The COVID-19 pandemic has reshaped the working styles of companies all over the world. Many of them initially left office buildings to decrease human contact and prevent the spread of the virus. Some of those practices have seemingly become a permanent legacy of the pandemic. Turkish private lender Akbank joined that list Thursday when it announced a new working model that covers the post-pandemic era and features three different working practices: remote work, hybrid work and office work.
According to a statement, working conditions in the new period were designed in those three different ways, with the hybrid model featuring a more flexible work system. It generally provides more control to employees on how and where to work.
Accordingly, the Akbank branches that provide one-on-one and face-to-face services to customers will continue to work from offices while 52% of the headquarters teams will work remotely, 36% will work in a hybrid layout and 12% will work from the office.
Akbank General Manager Hakan Binbaşgil said in the statement that within the scope of this new approach, they "will find the opportunity to reach different audiences, such as those who prefer to work in different time zones or prefer part-time work."

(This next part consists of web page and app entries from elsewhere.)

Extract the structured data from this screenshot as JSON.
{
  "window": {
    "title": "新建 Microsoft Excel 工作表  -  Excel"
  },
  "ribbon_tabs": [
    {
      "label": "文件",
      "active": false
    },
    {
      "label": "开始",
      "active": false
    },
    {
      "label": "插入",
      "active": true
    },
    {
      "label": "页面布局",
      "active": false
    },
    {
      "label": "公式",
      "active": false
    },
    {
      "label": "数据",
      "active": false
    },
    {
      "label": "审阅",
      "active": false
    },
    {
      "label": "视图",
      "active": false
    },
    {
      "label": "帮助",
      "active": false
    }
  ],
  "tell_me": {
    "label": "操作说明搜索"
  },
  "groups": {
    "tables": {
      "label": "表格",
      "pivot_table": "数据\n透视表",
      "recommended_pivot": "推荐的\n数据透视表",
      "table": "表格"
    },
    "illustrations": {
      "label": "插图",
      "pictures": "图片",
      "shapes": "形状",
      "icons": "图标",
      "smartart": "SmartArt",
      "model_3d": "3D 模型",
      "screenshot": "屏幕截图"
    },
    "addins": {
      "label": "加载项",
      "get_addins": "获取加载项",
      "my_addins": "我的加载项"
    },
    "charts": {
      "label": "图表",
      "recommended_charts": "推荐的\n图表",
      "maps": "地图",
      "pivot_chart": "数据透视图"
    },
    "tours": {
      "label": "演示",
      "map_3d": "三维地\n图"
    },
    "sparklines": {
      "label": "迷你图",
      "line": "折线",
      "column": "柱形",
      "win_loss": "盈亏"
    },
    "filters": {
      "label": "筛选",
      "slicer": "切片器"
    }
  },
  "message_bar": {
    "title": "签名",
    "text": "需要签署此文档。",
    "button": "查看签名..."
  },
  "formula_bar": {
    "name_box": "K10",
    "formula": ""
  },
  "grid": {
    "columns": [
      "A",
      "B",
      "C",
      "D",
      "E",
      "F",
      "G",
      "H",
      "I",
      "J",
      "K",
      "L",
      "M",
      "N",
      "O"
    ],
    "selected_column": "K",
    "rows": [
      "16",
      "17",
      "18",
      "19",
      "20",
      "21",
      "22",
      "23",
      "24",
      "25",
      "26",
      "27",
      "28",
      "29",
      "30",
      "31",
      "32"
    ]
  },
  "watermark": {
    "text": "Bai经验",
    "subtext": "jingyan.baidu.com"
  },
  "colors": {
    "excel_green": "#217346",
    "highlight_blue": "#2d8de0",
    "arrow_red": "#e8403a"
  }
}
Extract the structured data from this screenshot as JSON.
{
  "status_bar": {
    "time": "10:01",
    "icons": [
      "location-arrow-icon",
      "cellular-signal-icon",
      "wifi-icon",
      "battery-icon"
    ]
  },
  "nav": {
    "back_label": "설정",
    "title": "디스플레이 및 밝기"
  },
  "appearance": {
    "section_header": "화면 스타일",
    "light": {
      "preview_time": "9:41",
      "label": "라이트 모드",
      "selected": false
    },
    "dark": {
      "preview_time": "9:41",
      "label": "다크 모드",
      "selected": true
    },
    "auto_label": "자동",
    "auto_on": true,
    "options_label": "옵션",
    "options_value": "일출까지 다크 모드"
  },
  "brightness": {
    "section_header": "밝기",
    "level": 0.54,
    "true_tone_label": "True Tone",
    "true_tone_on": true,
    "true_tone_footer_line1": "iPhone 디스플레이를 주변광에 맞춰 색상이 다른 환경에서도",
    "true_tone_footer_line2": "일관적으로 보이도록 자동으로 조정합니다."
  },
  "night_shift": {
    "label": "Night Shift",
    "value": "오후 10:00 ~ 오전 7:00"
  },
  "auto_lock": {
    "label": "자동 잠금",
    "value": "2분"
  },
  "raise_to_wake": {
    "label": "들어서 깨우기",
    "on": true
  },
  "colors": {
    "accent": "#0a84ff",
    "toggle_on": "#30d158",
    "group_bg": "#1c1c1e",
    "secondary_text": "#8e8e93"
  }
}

"I believe that this approach will lead new initiatives in our country in creating employment," he added.
The increase in home office practices worldwide let firms explore further into the new setup.
Chris Herd, the founder and CEO of the FirstbaseHQ, an all-in-one provisioning platform that lets companies supply and manage all the physical equipment remote workers need, said in a recent statement on Twitter that over 2,000 companies over the last 12 months have shared their plans for remote work going forward and that the "companies will cut their commercial office space by 50%-70%."

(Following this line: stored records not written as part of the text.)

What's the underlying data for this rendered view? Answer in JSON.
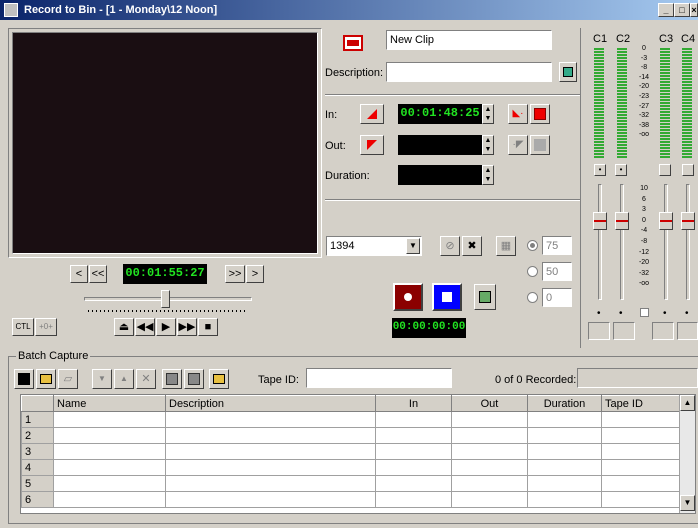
{
  "window": {
    "title": "Record to Bin - [1 - Monday\\12 Noon]"
  },
  "clip": {
    "name": "New Clip",
    "description_label": "Description:",
    "description_value": ""
  },
  "timecodes": {
    "in_label": "In:",
    "in_value": "00:01:48:25",
    "out_label": "Out:",
    "out_value": "",
    "duration_label": "Duration:",
    "duration_value": "",
    "player_position": "00:01:55:27",
    "record_counter": "00:00:00:00"
  },
  "transport": {
    "step_back_one": "<",
    "step_back_ten": "<<",
    "step_fwd_ten": ">>",
    "step_fwd_one": ">",
    "ctl_label": "CTL",
    "ctl2_label": "+0+"
  },
  "device": {
    "selected": "1394"
  },
  "radios": [
    {
      "value": "75",
      "selected": true
    },
    {
      "value": "50",
      "selected": false
    },
    {
      "value": "0",
      "selected": false
    }
  ],
  "audio": {
    "channels": [
      "C1",
      "C2",
      "C3",
      "C4"
    ],
    "scale_top": [
      "0",
      "-3",
      "-8",
      "-14",
      "-20",
      "-23",
      "-27",
      "-32",
      "-38",
      "-oo"
    ],
    "scale_bottom": [
      "10",
      "6",
      "3",
      "0",
      "-4",
      "-8",
      "-12",
      "-20",
      "-32",
      "-oo"
    ]
  },
  "batch": {
    "group_label": "Batch Capture",
    "tape_id_label": "Tape ID:",
    "tape_id_value": "",
    "recorded_status": "0 of 0 Recorded:",
    "columns": [
      "Name",
      "Description",
      "In",
      "Out",
      "Duration",
      "Tape ID"
    ],
    "rows": [
      "1",
      "2",
      "3",
      "4",
      "5",
      "6"
    ]
  },
  "colors": {
    "titlebar": "#0a246a",
    "timecode_green": "#21e321",
    "record_red": "#8b0000",
    "stop_blue": "#0000ff"
  }
}
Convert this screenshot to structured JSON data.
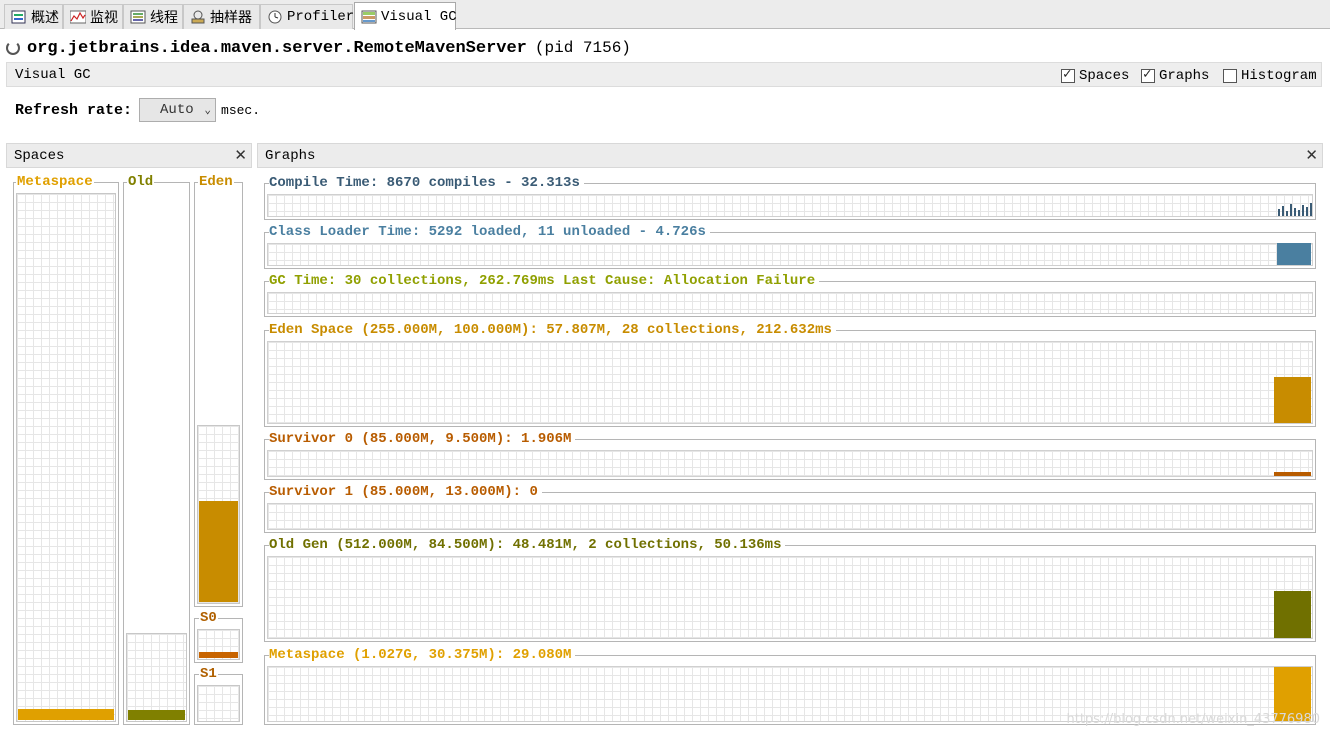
{
  "tabs": [
    {
      "label": "概述",
      "icon": "overview-icon"
    },
    {
      "label": "监视",
      "icon": "monitor-icon"
    },
    {
      "label": "线程",
      "icon": "threads-icon"
    },
    {
      "label": "抽样器",
      "icon": "sampler-icon"
    },
    {
      "label": "Profiler",
      "icon": "profiler-icon"
    },
    {
      "label": "Visual GC",
      "icon": "visual-gc-icon",
      "active": true
    }
  ],
  "app": {
    "name": "org.jetbrains.idea.maven.server.RemoteMavenServer",
    "pid": "(pid 7156)"
  },
  "header": {
    "title": "Visual GC",
    "spaces_label": "Spaces",
    "spaces_checked": true,
    "graphs_label": "Graphs",
    "graphs_checked": true,
    "histogram_label": "Histogram",
    "histogram_checked": false
  },
  "refresh": {
    "label": "Refresh rate:",
    "value": "Auto",
    "unit": "msec."
  },
  "spaces_panel": {
    "title": "Spaces",
    "metaspace": {
      "label": "Metaspace",
      "fill": 0.02,
      "color": "#e0a000"
    },
    "old": {
      "label": "Old",
      "fill": 0.11,
      "color": "#808000"
    },
    "eden": {
      "label": "Eden",
      "fill": 0.57,
      "color": "#c88c00"
    },
    "s0": {
      "label": "S0",
      "fill": 0.2,
      "color": "#c86400"
    },
    "s1": {
      "label": "S1",
      "fill": 0.0,
      "color": "#c86400"
    }
  },
  "graphs_panel": {
    "title": "Graphs",
    "graphs": [
      {
        "title": "Compile Time: 8670 compiles - 32.313s",
        "color": "#3a5b75"
      },
      {
        "title": "Class Loader Time: 5292 loaded, 11 unloaded - 4.726s",
        "color": "#4a7fa0"
      },
      {
        "title": "GC Time: 30 collections, 262.769ms Last Cause: Allocation Failure",
        "color": "#90a000"
      },
      {
        "title": "Eden Space (255.000M, 100.000M): 57.807M, 28 collections, 212.632ms",
        "color": "#c88c00"
      },
      {
        "title": "Survivor 0 (85.000M, 9.500M): 1.906M",
        "color": "#b85c00"
      },
      {
        "title": "Survivor 1 (85.000M, 13.000M): 0",
        "color": "#b85c00"
      },
      {
        "title": "Old Gen (512.000M, 84.500M): 48.481M, 2 collections, 50.136ms",
        "color": "#707000"
      },
      {
        "title": "Metaspace (1.027G, 30.375M): 29.080M",
        "color": "#e0a000"
      }
    ]
  },
  "watermark": "https://blog.csdn.net/weixin_43776980"
}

He said some 30% of the companies he talked to "are getting rid of the office entirely and going remote."
He added that one of the reasons they are going remote-first "is because it lets them be more cost-efficient."

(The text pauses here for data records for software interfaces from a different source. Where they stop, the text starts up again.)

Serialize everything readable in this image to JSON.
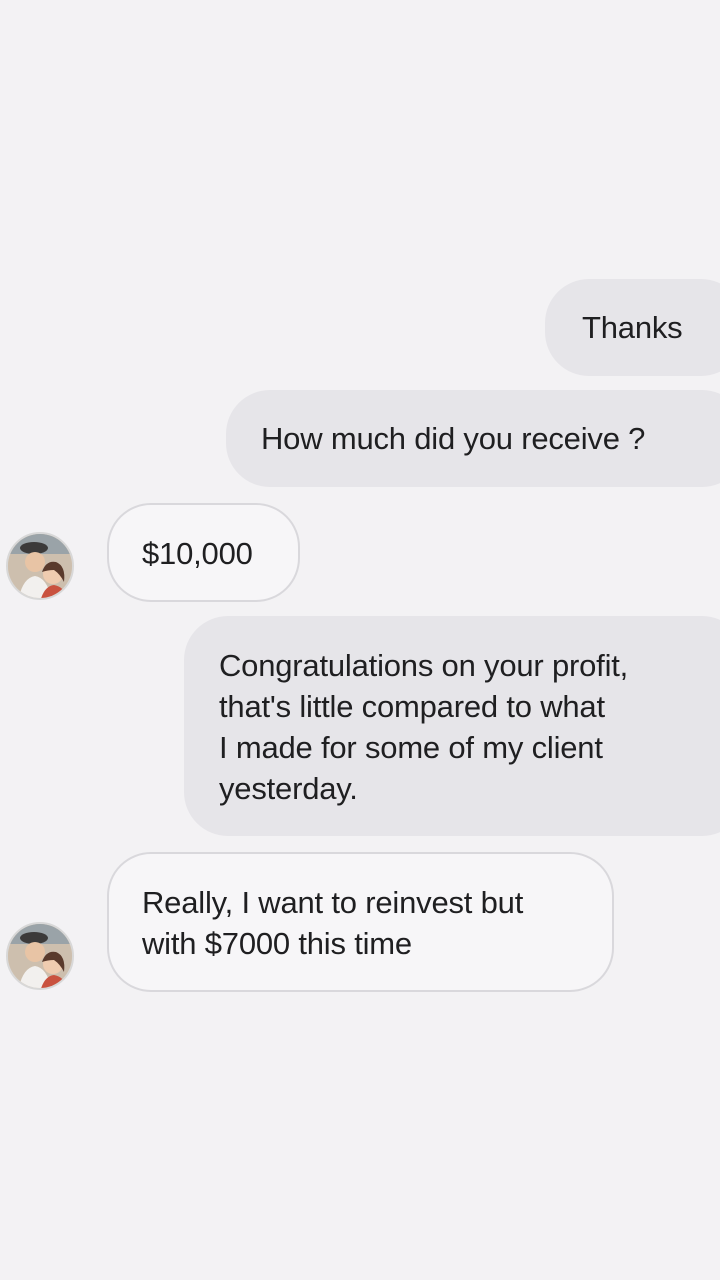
{
  "messages": [
    {
      "sender": "me",
      "text": "Thanks"
    },
    {
      "sender": "me",
      "text": "How much did you receive ?"
    },
    {
      "sender": "contact",
      "text": "$10,000"
    },
    {
      "sender": "me",
      "text": "Congratulations on your profit,\nthat's little compared to what\nI made for some of my client\nyesterday."
    },
    {
      "sender": "contact",
      "text": "Really, I want to reinvest but\nwith $7000 this time"
    }
  ],
  "colors": {
    "background": "#f3f2f4",
    "outgoing_bubble": "#e6e5e9",
    "incoming_bubble": "#f7f6f8",
    "incoming_border": "#d9d8dc"
  },
  "icons": {
    "contact_avatar": "couple-photo-avatar"
  }
}
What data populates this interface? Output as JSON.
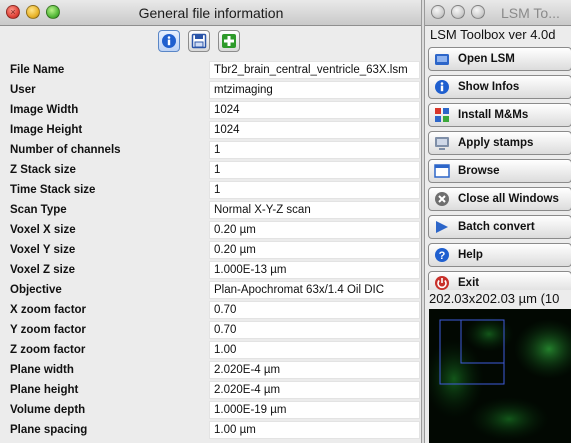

The issue of expenses that emerge while working from home is another subject that has been on the agendas of some countries that took steps to enable companies to compensate employees for working-from-home-costs. Comparethemarket.com recently calculated expenditures such as broadband or utility costs that could stack up throughout a month for employees in different countries and found that Turkey was one of the cheapest places to work from home while Barbados and Spain were among the most expensive countries.